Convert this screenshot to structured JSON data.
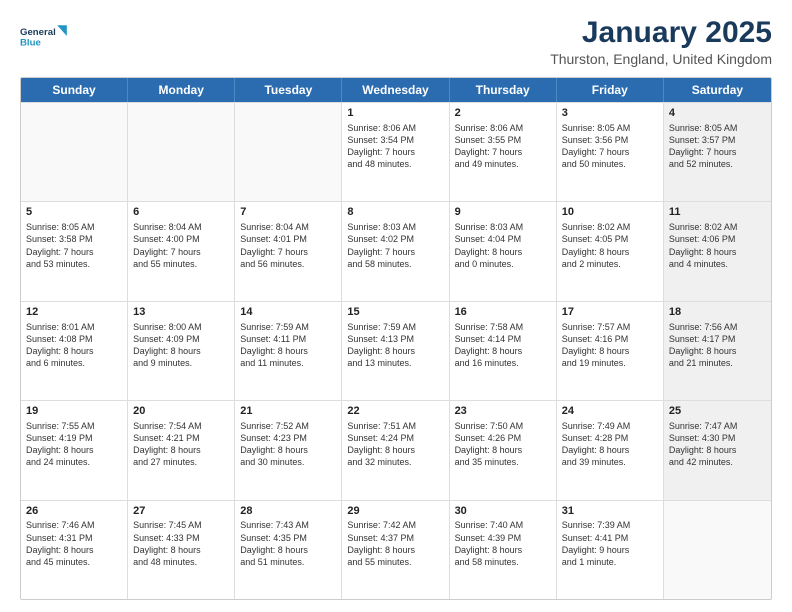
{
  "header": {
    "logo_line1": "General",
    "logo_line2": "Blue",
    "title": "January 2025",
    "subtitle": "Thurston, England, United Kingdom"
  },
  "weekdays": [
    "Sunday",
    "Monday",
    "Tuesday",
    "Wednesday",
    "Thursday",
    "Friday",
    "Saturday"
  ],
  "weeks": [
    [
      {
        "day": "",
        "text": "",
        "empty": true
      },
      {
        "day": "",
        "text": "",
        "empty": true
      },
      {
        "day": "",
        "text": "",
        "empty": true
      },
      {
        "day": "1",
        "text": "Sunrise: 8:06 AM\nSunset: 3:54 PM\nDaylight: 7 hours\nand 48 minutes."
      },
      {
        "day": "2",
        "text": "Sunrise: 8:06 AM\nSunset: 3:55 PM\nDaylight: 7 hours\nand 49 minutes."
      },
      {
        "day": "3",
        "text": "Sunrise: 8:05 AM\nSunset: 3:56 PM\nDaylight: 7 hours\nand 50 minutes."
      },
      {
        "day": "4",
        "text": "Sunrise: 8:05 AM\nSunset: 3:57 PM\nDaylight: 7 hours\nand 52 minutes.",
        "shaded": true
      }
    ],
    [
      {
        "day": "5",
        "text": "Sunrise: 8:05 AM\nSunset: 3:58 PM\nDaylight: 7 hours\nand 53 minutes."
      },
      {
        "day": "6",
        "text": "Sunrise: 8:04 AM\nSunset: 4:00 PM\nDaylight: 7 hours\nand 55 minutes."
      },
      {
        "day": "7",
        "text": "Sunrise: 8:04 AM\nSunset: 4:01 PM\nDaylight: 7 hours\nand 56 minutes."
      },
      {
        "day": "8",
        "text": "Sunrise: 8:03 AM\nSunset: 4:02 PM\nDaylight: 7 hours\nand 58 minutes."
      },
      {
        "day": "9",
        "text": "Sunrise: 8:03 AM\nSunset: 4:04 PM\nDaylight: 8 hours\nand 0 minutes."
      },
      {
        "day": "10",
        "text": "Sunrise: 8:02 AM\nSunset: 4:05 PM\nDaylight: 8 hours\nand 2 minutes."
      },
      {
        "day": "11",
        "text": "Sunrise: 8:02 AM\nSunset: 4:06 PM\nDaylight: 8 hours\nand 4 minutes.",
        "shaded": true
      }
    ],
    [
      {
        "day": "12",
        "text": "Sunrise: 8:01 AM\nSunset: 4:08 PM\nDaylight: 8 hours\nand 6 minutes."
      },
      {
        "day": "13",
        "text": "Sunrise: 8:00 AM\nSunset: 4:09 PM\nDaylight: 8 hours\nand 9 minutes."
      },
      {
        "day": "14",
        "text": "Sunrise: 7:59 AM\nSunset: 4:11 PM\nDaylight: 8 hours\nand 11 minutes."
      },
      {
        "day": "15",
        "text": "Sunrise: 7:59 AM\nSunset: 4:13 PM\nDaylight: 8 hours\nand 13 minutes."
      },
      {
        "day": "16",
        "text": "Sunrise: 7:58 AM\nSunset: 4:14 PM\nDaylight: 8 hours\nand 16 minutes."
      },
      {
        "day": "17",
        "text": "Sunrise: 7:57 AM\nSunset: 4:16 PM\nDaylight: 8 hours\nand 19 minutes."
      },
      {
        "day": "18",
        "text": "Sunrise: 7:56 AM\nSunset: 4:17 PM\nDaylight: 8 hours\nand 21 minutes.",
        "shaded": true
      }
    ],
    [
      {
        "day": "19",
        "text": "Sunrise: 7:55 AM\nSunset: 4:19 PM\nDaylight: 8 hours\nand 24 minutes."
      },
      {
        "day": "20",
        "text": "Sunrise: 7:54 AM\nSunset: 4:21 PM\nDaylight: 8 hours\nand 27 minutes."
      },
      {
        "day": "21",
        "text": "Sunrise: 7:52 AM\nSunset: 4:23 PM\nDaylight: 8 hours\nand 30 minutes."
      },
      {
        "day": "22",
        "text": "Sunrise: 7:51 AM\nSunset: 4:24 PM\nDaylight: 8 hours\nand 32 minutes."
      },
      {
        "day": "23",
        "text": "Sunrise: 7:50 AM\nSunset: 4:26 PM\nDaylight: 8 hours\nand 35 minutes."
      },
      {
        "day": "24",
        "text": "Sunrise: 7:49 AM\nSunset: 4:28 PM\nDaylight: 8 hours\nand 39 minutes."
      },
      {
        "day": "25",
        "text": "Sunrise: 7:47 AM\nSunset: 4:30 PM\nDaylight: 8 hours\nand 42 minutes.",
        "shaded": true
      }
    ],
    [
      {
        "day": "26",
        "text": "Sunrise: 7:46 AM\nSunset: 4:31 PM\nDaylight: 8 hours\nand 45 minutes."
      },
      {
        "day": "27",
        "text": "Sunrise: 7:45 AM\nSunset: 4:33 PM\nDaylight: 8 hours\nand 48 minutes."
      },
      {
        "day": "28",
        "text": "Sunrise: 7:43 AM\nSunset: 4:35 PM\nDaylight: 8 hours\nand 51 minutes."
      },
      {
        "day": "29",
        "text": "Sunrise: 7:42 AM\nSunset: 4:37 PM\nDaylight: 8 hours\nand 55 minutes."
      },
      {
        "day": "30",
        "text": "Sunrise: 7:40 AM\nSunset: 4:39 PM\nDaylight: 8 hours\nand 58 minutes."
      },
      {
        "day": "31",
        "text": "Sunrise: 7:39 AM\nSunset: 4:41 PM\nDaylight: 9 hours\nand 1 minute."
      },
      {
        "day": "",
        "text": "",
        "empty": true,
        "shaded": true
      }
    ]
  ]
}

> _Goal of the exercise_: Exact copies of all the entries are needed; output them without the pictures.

> _Response_:
Convert this screenshot to structured JSON data.
{
  "header": {
    "logo_line1": "General",
    "logo_line2": "Blue",
    "title": "January 2025",
    "subtitle": "Thurston, England, United Kingdom"
  },
  "weekdays": [
    "Sunday",
    "Monday",
    "Tuesday",
    "Wednesday",
    "Thursday",
    "Friday",
    "Saturday"
  ],
  "weeks": [
    [
      {
        "day": "",
        "text": "",
        "empty": true
      },
      {
        "day": "",
        "text": "",
        "empty": true
      },
      {
        "day": "",
        "text": "",
        "empty": true
      },
      {
        "day": "1",
        "text": "Sunrise: 8:06 AM\nSunset: 3:54 PM\nDaylight: 7 hours\nand 48 minutes."
      },
      {
        "day": "2",
        "text": "Sunrise: 8:06 AM\nSunset: 3:55 PM\nDaylight: 7 hours\nand 49 minutes."
      },
      {
        "day": "3",
        "text": "Sunrise: 8:05 AM\nSunset: 3:56 PM\nDaylight: 7 hours\nand 50 minutes."
      },
      {
        "day": "4",
        "text": "Sunrise: 8:05 AM\nSunset: 3:57 PM\nDaylight: 7 hours\nand 52 minutes.",
        "shaded": true
      }
    ],
    [
      {
        "day": "5",
        "text": "Sunrise: 8:05 AM\nSunset: 3:58 PM\nDaylight: 7 hours\nand 53 minutes."
      },
      {
        "day": "6",
        "text": "Sunrise: 8:04 AM\nSunset: 4:00 PM\nDaylight: 7 hours\nand 55 minutes."
      },
      {
        "day": "7",
        "text": "Sunrise: 8:04 AM\nSunset: 4:01 PM\nDaylight: 7 hours\nand 56 minutes."
      },
      {
        "day": "8",
        "text": "Sunrise: 8:03 AM\nSunset: 4:02 PM\nDaylight: 7 hours\nand 58 minutes."
      },
      {
        "day": "9",
        "text": "Sunrise: 8:03 AM\nSunset: 4:04 PM\nDaylight: 8 hours\nand 0 minutes."
      },
      {
        "day": "10",
        "text": "Sunrise: 8:02 AM\nSunset: 4:05 PM\nDaylight: 8 hours\nand 2 minutes."
      },
      {
        "day": "11",
        "text": "Sunrise: 8:02 AM\nSunset: 4:06 PM\nDaylight: 8 hours\nand 4 minutes.",
        "shaded": true
      }
    ],
    [
      {
        "day": "12",
        "text": "Sunrise: 8:01 AM\nSunset: 4:08 PM\nDaylight: 8 hours\nand 6 minutes."
      },
      {
        "day": "13",
        "text": "Sunrise: 8:00 AM\nSunset: 4:09 PM\nDaylight: 8 hours\nand 9 minutes."
      },
      {
        "day": "14",
        "text": "Sunrise: 7:59 AM\nSunset: 4:11 PM\nDaylight: 8 hours\nand 11 minutes."
      },
      {
        "day": "15",
        "text": "Sunrise: 7:59 AM\nSunset: 4:13 PM\nDaylight: 8 hours\nand 13 minutes."
      },
      {
        "day": "16",
        "text": "Sunrise: 7:58 AM\nSunset: 4:14 PM\nDaylight: 8 hours\nand 16 minutes."
      },
      {
        "day": "17",
        "text": "Sunrise: 7:57 AM\nSunset: 4:16 PM\nDaylight: 8 hours\nand 19 minutes."
      },
      {
        "day": "18",
        "text": "Sunrise: 7:56 AM\nSunset: 4:17 PM\nDaylight: 8 hours\nand 21 minutes.",
        "shaded": true
      }
    ],
    [
      {
        "day": "19",
        "text": "Sunrise: 7:55 AM\nSunset: 4:19 PM\nDaylight: 8 hours\nand 24 minutes."
      },
      {
        "day": "20",
        "text": "Sunrise: 7:54 AM\nSunset: 4:21 PM\nDaylight: 8 hours\nand 27 minutes."
      },
      {
        "day": "21",
        "text": "Sunrise: 7:52 AM\nSunset: 4:23 PM\nDaylight: 8 hours\nand 30 minutes."
      },
      {
        "day": "22",
        "text": "Sunrise: 7:51 AM\nSunset: 4:24 PM\nDaylight: 8 hours\nand 32 minutes."
      },
      {
        "day": "23",
        "text": "Sunrise: 7:50 AM\nSunset: 4:26 PM\nDaylight: 8 hours\nand 35 minutes."
      },
      {
        "day": "24",
        "text": "Sunrise: 7:49 AM\nSunset: 4:28 PM\nDaylight: 8 hours\nand 39 minutes."
      },
      {
        "day": "25",
        "text": "Sunrise: 7:47 AM\nSunset: 4:30 PM\nDaylight: 8 hours\nand 42 minutes.",
        "shaded": true
      }
    ],
    [
      {
        "day": "26",
        "text": "Sunrise: 7:46 AM\nSunset: 4:31 PM\nDaylight: 8 hours\nand 45 minutes."
      },
      {
        "day": "27",
        "text": "Sunrise: 7:45 AM\nSunset: 4:33 PM\nDaylight: 8 hours\nand 48 minutes."
      },
      {
        "day": "28",
        "text": "Sunrise: 7:43 AM\nSunset: 4:35 PM\nDaylight: 8 hours\nand 51 minutes."
      },
      {
        "day": "29",
        "text": "Sunrise: 7:42 AM\nSunset: 4:37 PM\nDaylight: 8 hours\nand 55 minutes."
      },
      {
        "day": "30",
        "text": "Sunrise: 7:40 AM\nSunset: 4:39 PM\nDaylight: 8 hours\nand 58 minutes."
      },
      {
        "day": "31",
        "text": "Sunrise: 7:39 AM\nSunset: 4:41 PM\nDaylight: 9 hours\nand 1 minute."
      },
      {
        "day": "",
        "text": "",
        "empty": true,
        "shaded": true
      }
    ]
  ]
}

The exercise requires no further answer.